Basically everything that makes Greece worth visiting is its collection of islands, beaches and complex ancient temples. Here we are talking about the places where democracy was born, the origin of western philosophy and political science, actual science, mathematics, people writing about history, the first olympic games, drama and dramatic people and even some dramatic principles too! Besides this, Greece is filled with culture and lifestyle, in abundance. In this post, we have catered some interesting fun facts about Greece, that you can picture what living in Greece means in reality, heart and in all spirits.
Population:- The latest United Nations estimation of Greece’s population is 11,122,375. From that number the 3,154,52 inhabitants are in Athens.
Government:- Greece’s government form is the Unitary Parliamentary Republic. The government of Greece is directly elected through the election process. By law, every Greek citizen who is above 18 years old, is required to vote.
Currency:- Greece adopted the euro, the EU’s common currency. Before that, Greece’s currency was drachma and was Europe’s oldest currency.
Since 1981, Greece has been a member of the European Union and of NATO since 1952.
Greek is one of the oldest spoken languages in Europe since it has been spoken for more than 3.000 years.
Greece has about 9,000 miles of coastline.
The first Olympic Games took place in 776 B.C.
Greece is the place where democracy was born. But democracy in ancient Athens was significantly different from modern democracies.
The first philosopher is considered to be Thales of Miletus (c. 624 – 425 B.C). He is credited as giving the first explanation for the origin of the world that was not mythological.
The first historian is considered to be writer Herodotus (c. 484 – 425 B.C). He is the author of the first great book of history on the Greco-Persian Wars.
Greece has the benefit of enjoying more than 250 days of sunshine -or 3,000 sunny hours- a year.
No point in Greece is more than 85 miles or 137 kilometres from water.
The Acropolis of Athens was a runner-up for the New 7 Wonders of the World.
The Greek flag includes nine blue-and-white horizontal stripes, which stands for the nine syllables of the Greek motto “Eleftheria i Thanatos” or “Freedom or Death”. Blue represents Greece’s sea and sky, while white stands for the purity of the struggle of freedom. In the upper left corner is the traditional Greek Orthodox cross.
The national drink of Greece is ouzo and if you want to say “Cheers' ', you say “Stin igia mas' ' or just “Gia mas' '.
Military service is compulsory for all young Greek men and lasts from six to nine months.
Coming to names, in Greek society name days are equally important to birthdays. Most of the Greek names are derived from religious saints and the name day is a great celebration for the family.
The Easter Holiday is of greater importance than the Christmas Holiday. The whole country laments the death of Christ, before the mood turns festive with Easter Sunday being the climax of the celebrations.
Greek coffee is made with a fine grind of coffee that is boiled in a tall, narrow pot known as briki. The three main parts of Greek coffee are the grounds, the thick and strong liquid coffee and the creamy foam at the top or crema. It is meant to be sipped slowly with the grounds slowly settling at the bottom. It is usually accompanied by a traditional spoon sweet preserve. Do not drink the bottom part!

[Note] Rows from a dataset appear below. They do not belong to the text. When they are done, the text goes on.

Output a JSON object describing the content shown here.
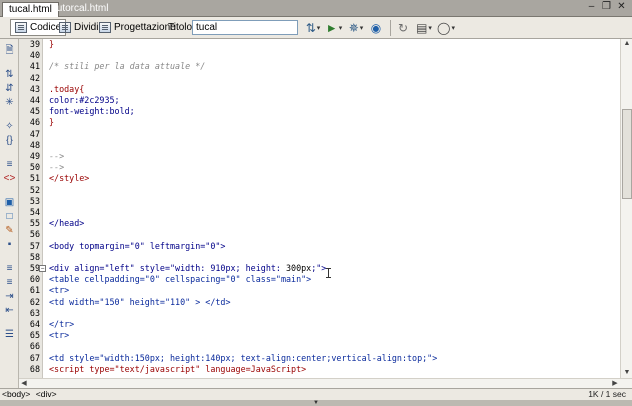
{
  "tabs": [
    {
      "label": "tucal.html",
      "active": true
    },
    {
      "label": "tutorcal.html",
      "active": false
    }
  ],
  "window_controls": [
    "minimize-icon",
    "restore-icon",
    "close-icon"
  ],
  "toolbar": {
    "view_code_label": "Codice",
    "view_split_label": "Dividi",
    "view_design_label": "Progettazione",
    "title_label": "Titolo:",
    "title_value": "tucal",
    "icons": [
      "file-management-icon",
      "preview-browser-icon",
      "debug-icon",
      "check-page-icon",
      "refresh-icon",
      "view-options-icon",
      "visual-aids-icon"
    ]
  },
  "left_toolbar_icons": [
    "open-documents-icon",
    "collapse-full-tag-icon",
    "collapse-selection-icon",
    "expand-all-icon",
    "select-parent-tag-icon",
    "balance-braces-icon",
    "line-numbers-icon",
    "highlight-invalid-icon",
    "syntax-error-icon",
    "apply-comment-icon",
    "remove-comment-icon",
    "wrap-tag-icon",
    "recent-snippets-icon",
    "move-css-icon",
    "indent-icon",
    "outdent-icon",
    "format-source-icon"
  ],
  "code_lines": [
    {
      "num": "39",
      "segments": [
        {
          "t": "}",
          "c": "css"
        }
      ]
    },
    {
      "num": "40",
      "segments": []
    },
    {
      "num": "41",
      "segments": [
        {
          "t": "/* stili per la data attuale */",
          "c": "cmt"
        }
      ]
    },
    {
      "num": "42",
      "segments": []
    },
    {
      "num": "43",
      "segments": [
        {
          "t": ".today{",
          "c": "css"
        }
      ]
    },
    {
      "num": "44",
      "segments": [
        {
          "t": "color:#2c2935;",
          "c": "tag2"
        }
      ]
    },
    {
      "num": "45",
      "segments": [
        {
          "t": "font-weight:bold;",
          "c": "tag2"
        }
      ]
    },
    {
      "num": "46",
      "segments": [
        {
          "t": "}",
          "c": "css"
        }
      ]
    },
    {
      "num": "47",
      "segments": []
    },
    {
      "num": "48",
      "segments": []
    },
    {
      "num": "49",
      "segments": [
        {
          "t": "-->",
          "c": "cmt"
        }
      ]
    },
    {
      "num": "50",
      "segments": [
        {
          "t": "-->",
          "c": "cmt"
        }
      ]
    },
    {
      "num": "51",
      "segments": [
        {
          "t": "</style>",
          "c": "tag"
        }
      ]
    },
    {
      "num": "52",
      "segments": []
    },
    {
      "num": "53",
      "segments": []
    },
    {
      "num": "54",
      "segments": []
    },
    {
      "num": "55",
      "segments": [
        {
          "t": "</head>",
          "c": "tag2"
        }
      ]
    },
    {
      "num": "56",
      "segments": []
    },
    {
      "num": "57",
      "segments": [
        {
          "t": "<body topmargin=\"0\" leftmargin=\"0\">",
          "c": "tag2"
        }
      ]
    },
    {
      "num": "58",
      "segments": []
    },
    {
      "num": "59",
      "fold": true,
      "segments": [
        {
          "t": "<div align=\"left\" style=\"width: 910px; height: ",
          "c": "tag2"
        },
        {
          "t": "300px",
          "c": "sel"
        },
        {
          "t": ";\">",
          "c": "tag2"
        }
      ]
    },
    {
      "num": "60",
      "segments": [
        {
          "t": "<table cellpadding=\"0\" cellspacing=\"0\" class=\"main\">",
          "c": "attr"
        }
      ]
    },
    {
      "num": "61",
      "segments": [
        {
          "t": "<tr>",
          "c": "attr"
        }
      ]
    },
    {
      "num": "62",
      "segments": [
        {
          "t": "<td width=\"150\" height=\"110\" > </td>",
          "c": "attr"
        }
      ]
    },
    {
      "num": "63",
      "segments": []
    },
    {
      "num": "64",
      "segments": [
        {
          "t": "</tr>",
          "c": "attr"
        }
      ]
    },
    {
      "num": "65",
      "segments": [
        {
          "t": "<tr>",
          "c": "attr"
        }
      ]
    },
    {
      "num": "66",
      "segments": []
    },
    {
      "num": "67",
      "segments": [
        {
          "t": "<td style=\"width:150px; height:140px; text-align:center;vertical-align:top;\">",
          "c": "attr"
        }
      ]
    },
    {
      "num": "68",
      "segments": [
        {
          "t": "<script type=\"text/javascript\" language=JavaScript>",
          "c": "tag"
        }
      ]
    }
  ],
  "status_bar": {
    "tags": [
      "<body>",
      "<div>"
    ],
    "info": "1K / 1 sec"
  }
}
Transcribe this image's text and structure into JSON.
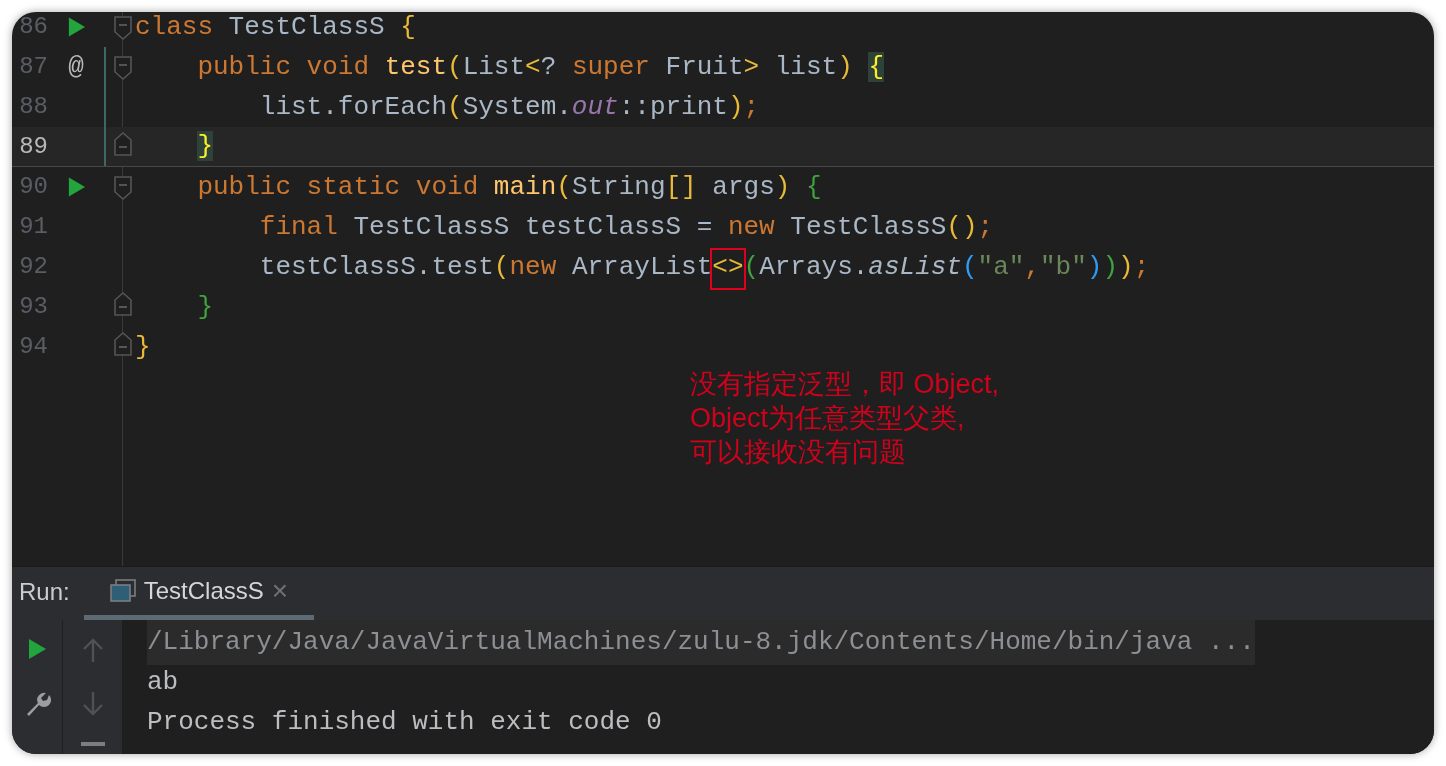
{
  "editor": {
    "lines": [
      {
        "number": "86",
        "gutter_icon": {
          "kind": "run"
        },
        "fold_marker": {
          "kind": "start"
        },
        "current": false,
        "changed": false,
        "separator_after": false,
        "tokens": [
          {
            "text": "class",
            "kind": "keyword"
          },
          {
            "text": " TestClassS ",
            "kind": "plain"
          },
          {
            "text": "{",
            "kind": "bracket1"
          }
        ],
        "children": [
          {
            "number": "87",
            "gutter_icon": {
              "kind": "text",
              "text": "@"
            },
            "fold_marker": {
              "kind": "start"
            },
            "current": false,
            "changed": true,
            "separator_after": false,
            "tokens": [
              {
                "text": "public void ",
                "kind": "keyword"
              },
              {
                "text": "test",
                "kind": "method"
              },
              {
                "text": "(",
                "kind": "bracket1"
              },
              {
                "text": "List",
                "kind": "plain"
              },
              {
                "text": "<",
                "kind": "bracket1"
              },
              {
                "text": "? ",
                "kind": "plain"
              },
              {
                "text": "super ",
                "kind": "keyword"
              },
              {
                "text": "Fruit",
                "kind": "plain"
              },
              {
                "text": ">",
                "kind": "bracket1"
              },
              {
                "text": " list",
                "kind": "plain"
              },
              {
                "text": ") ",
                "kind": "bracket1"
              },
              {
                "text": "{",
                "kind": "brace_match"
              }
            ],
            "children": [
              {
                "number": "88",
                "current": false,
                "changed": true,
                "separator_after": false,
                "tokens": [
                  {
                    "text": "list.forEach",
                    "kind": "plain"
                  },
                  {
                    "text": "(",
                    "kind": "bracket1"
                  },
                  {
                    "text": "System.",
                    "kind": "plain"
                  },
                  {
                    "text": "out",
                    "kind": "static_field"
                  },
                  {
                    "text": "::print",
                    "kind": "plain"
                  },
                  {
                    "text": ")",
                    "kind": "bracket1"
                  },
                  {
                    "text": ";",
                    "kind": "punct"
                  }
                ]
              }
            ]
          },
          {
            "number": "89",
            "fold_marker": {
              "kind": "end"
            },
            "current": true,
            "changed": true,
            "separator_after": true,
            "tokens": [
              {
                "text": "}",
                "kind": "brace_match"
              }
            ]
          },
          {
            "number": "90",
            "gutter_icon": {
              "kind": "run"
            },
            "fold_marker": {
              "kind": "start"
            },
            "current": false,
            "changed": false,
            "separator_after": false,
            "tokens": [
              {
                "text": "public static void ",
                "kind": "keyword"
              },
              {
                "text": "main",
                "kind": "method"
              },
              {
                "text": "(",
                "kind": "bracket1"
              },
              {
                "text": "String",
                "kind": "plain"
              },
              {
                "text": "[]",
                "kind": "bracket1"
              },
              {
                "text": " args",
                "kind": "plain"
              },
              {
                "text": ") ",
                "kind": "bracket1"
              },
              {
                "text": "{",
                "kind": "bracket2"
              }
            ],
            "children": [
              {
                "number": "91",
                "current": false,
                "changed": false,
                "separator_after": false,
                "tokens": [
                  {
                    "text": "final ",
                    "kind": "keyword"
                  },
                  {
                    "text": "TestClassS testClassS = ",
                    "kind": "plain"
                  },
                  {
                    "text": "new ",
                    "kind": "keyword"
                  },
                  {
                    "text": "TestClassS",
                    "kind": "plain"
                  },
                  {
                    "text": "()",
                    "kind": "bracket1"
                  },
                  {
                    "text": ";",
                    "kind": "punct"
                  }
                ]
              },
              {
                "number": "92",
                "current": false,
                "changed": false,
                "separator_after": false,
                "tokens": [
                  {
                    "text": "testClassS.test",
                    "kind": "plain"
                  },
                  {
                    "text": "(",
                    "kind": "bracket1"
                  },
                  {
                    "text": "new ",
                    "kind": "keyword"
                  },
                  {
                    "text": "ArrayList",
                    "kind": "plain"
                  },
                  {
                    "text": "<>",
                    "kind": "boxed"
                  },
                  {
                    "text": "(",
                    "kind": "bracket2"
                  },
                  {
                    "text": "Arrays.",
                    "kind": "plain"
                  },
                  {
                    "text": "asList",
                    "kind": "static_method"
                  },
                  {
                    "text": "(",
                    "kind": "bracket3"
                  },
                  {
                    "text": "\"a\"",
                    "kind": "string"
                  },
                  {
                    "text": ",",
                    "kind": "punct"
                  },
                  {
                    "text": "\"b\"",
                    "kind": "string"
                  },
                  {
                    "text": ")",
                    "kind": "bracket3"
                  },
                  {
                    "text": ")",
                    "kind": "bracket2"
                  },
                  {
                    "text": ")",
                    "kind": "bracket1"
                  },
                  {
                    "text": ";",
                    "kind": "punct"
                  }
                ]
              }
            ]
          },
          {
            "number": "93",
            "fold_marker": {
              "kind": "end"
            },
            "current": false,
            "changed": false,
            "separator_after": false,
            "tokens": [
              {
                "text": "}",
                "kind": "bracket2"
              }
            ]
          }
        ]
      },
      {
        "number": "94",
        "fold_marker": {
          "kind": "end"
        },
        "current": false,
        "changed": false,
        "separator_after": false,
        "tokens": [
          {
            "text": "}",
            "kind": "bracket1"
          }
        ]
      }
    ]
  },
  "annotation": {
    "lines": [
      "没有指定泛型，即 Object,",
      "Object为任意类型父类,",
      "可以接收没有问题"
    ]
  },
  "run_panel": {
    "label": "Run:",
    "tabs": [
      {
        "label": "TestClassS",
        "close": "×",
        "selected": true
      }
    ],
    "tools": [
      {
        "kind": "run"
      },
      {
        "kind": "wrench"
      }
    ],
    "nav": [
      {
        "kind": "up"
      },
      {
        "kind": "down"
      },
      {
        "kind": "bar"
      }
    ],
    "console": [
      {
        "text": "/Library/Java/JavaVirtualMachines/zulu-8.jdk/Contents/Home/bin/java ...",
        "kind": "command"
      },
      {
        "text": "ab",
        "kind": "output"
      },
      {
        "text": "Process finished with exit code 0",
        "kind": "output"
      }
    ]
  }
}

Greece is the leading producer of sea sponges. Kalymnos island is especially famous for producing sea sponges.
Greece has more archaeological museums than any other country in the world.
There are more than 2000 islands in the Greek territory, but only 170 are populated.
The evil eye is a common superstition. Wearing blue eye charms or blue beads can ward away the “evil eye”. The same applies to the blue-painted housetops in Cycladic architecture. They painted the roofs and the shutters in the blue colour to keep away the evil.
Greece has more varieties of olives than any country in the world. It is the world’s 3rd leading producer of olives.
The island of Ikaria is one of the five Blue Zones with one of the longest lifespans in the world. Around 30% live well into their 90s, which is on average 10 years longer than those in the rest of Europe and America. People in Ikaria lead a simple village life, vastly different to the corporate stress of city life. They take a siesta during the middle of the day and get together to socialise over homegrown glasses of wine regularly.
The capital of Greece is named after the goddess Athena.
And last but not the least Greece’s official name is the Hellenic Republic. It is known as Hellas or Ellada.
Besides the history and the islands, Greece has a lot more beauties waiting to be discovered. The way of living is one of the most important beauties of Greece. This list of the facts about Greece is just an introduction to the Greek lifestyle. If you want to explore more of what Greece has in it, book your tickets with us and start your journey today, Kales Diakopes!